**Your instructions:**
Based on the entries below, how many lines contain the word "кроватку"? Respond with only the number.

Data excerpts:
((
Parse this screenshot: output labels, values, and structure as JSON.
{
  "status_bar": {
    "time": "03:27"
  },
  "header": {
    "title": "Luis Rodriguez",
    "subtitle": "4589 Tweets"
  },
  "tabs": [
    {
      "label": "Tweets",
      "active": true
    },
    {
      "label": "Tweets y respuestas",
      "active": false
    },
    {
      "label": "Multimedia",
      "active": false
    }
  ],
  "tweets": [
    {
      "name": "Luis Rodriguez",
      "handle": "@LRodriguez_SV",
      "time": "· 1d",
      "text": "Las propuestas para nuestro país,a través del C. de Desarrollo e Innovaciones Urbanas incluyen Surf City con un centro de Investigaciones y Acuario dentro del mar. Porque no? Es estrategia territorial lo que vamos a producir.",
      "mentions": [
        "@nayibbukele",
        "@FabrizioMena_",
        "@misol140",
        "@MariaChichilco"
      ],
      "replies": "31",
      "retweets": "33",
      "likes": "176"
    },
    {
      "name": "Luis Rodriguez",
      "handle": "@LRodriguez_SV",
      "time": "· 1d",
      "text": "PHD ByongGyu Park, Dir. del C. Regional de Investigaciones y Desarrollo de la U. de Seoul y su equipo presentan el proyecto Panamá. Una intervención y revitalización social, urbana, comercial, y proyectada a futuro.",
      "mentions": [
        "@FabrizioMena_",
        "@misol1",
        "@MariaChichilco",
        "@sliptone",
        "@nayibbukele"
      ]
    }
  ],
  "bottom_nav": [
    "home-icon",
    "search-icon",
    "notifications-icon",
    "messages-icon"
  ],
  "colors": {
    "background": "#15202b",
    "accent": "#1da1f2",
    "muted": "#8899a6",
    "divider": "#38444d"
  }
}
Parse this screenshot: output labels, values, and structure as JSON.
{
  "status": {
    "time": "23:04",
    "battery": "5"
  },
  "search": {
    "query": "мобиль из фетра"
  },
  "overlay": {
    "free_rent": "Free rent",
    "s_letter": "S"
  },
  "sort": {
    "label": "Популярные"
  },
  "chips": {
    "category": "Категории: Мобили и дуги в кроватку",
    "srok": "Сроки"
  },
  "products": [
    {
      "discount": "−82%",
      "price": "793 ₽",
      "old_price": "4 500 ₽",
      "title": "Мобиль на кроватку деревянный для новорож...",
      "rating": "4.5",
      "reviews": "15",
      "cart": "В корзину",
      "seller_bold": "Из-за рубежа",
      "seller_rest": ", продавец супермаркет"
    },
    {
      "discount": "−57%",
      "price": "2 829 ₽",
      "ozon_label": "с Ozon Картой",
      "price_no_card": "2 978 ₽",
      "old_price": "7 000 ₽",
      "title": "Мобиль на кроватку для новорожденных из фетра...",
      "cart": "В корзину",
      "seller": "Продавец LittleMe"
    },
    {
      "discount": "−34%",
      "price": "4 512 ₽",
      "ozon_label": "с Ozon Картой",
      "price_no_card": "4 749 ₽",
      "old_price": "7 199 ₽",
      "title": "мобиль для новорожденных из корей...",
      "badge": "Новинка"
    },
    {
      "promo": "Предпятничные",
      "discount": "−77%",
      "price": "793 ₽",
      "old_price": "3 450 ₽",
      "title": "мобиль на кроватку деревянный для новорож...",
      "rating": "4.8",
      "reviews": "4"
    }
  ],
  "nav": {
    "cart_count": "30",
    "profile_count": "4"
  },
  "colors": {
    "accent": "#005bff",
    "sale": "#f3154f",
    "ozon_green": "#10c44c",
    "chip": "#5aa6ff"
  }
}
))
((
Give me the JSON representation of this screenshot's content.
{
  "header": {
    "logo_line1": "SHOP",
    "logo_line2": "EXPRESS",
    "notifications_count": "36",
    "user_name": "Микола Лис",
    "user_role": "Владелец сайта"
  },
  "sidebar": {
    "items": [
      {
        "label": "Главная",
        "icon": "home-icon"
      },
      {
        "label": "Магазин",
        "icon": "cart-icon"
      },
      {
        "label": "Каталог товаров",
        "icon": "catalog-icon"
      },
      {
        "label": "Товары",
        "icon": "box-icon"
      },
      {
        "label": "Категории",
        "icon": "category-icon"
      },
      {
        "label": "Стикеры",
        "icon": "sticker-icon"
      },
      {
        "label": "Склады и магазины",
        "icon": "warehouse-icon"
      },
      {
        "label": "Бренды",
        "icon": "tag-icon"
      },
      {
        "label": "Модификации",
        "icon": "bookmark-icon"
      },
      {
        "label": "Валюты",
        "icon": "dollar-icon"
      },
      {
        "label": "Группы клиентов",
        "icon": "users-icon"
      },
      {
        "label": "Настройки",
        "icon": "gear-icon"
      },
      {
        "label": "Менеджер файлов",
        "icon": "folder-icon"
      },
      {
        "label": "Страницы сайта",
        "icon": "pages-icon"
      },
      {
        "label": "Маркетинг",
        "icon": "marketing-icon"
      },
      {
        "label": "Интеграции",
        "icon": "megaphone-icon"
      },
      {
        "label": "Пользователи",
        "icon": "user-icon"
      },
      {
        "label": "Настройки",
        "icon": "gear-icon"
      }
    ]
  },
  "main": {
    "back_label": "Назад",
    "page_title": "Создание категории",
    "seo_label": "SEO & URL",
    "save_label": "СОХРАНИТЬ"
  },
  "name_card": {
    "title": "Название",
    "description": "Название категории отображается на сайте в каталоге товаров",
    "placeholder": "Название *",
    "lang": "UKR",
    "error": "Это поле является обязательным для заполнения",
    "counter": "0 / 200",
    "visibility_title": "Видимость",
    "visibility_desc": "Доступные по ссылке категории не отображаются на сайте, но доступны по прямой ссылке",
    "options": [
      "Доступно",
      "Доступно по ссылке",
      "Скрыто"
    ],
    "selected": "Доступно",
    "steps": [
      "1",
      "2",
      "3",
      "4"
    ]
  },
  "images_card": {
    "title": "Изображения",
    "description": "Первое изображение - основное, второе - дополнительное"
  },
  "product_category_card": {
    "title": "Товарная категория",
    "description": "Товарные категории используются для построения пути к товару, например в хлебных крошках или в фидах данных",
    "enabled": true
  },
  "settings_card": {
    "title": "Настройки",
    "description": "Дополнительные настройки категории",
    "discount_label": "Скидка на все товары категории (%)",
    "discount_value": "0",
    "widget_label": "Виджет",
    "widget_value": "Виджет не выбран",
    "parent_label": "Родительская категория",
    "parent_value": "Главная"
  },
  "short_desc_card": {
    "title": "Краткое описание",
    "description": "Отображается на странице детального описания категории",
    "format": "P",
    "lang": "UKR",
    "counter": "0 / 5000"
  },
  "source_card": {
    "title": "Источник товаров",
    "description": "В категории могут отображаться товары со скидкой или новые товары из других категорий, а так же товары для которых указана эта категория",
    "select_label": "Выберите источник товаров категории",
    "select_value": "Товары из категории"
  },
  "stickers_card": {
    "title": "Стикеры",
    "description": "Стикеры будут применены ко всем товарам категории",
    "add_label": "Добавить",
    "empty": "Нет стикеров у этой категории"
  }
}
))
**Task result:**
4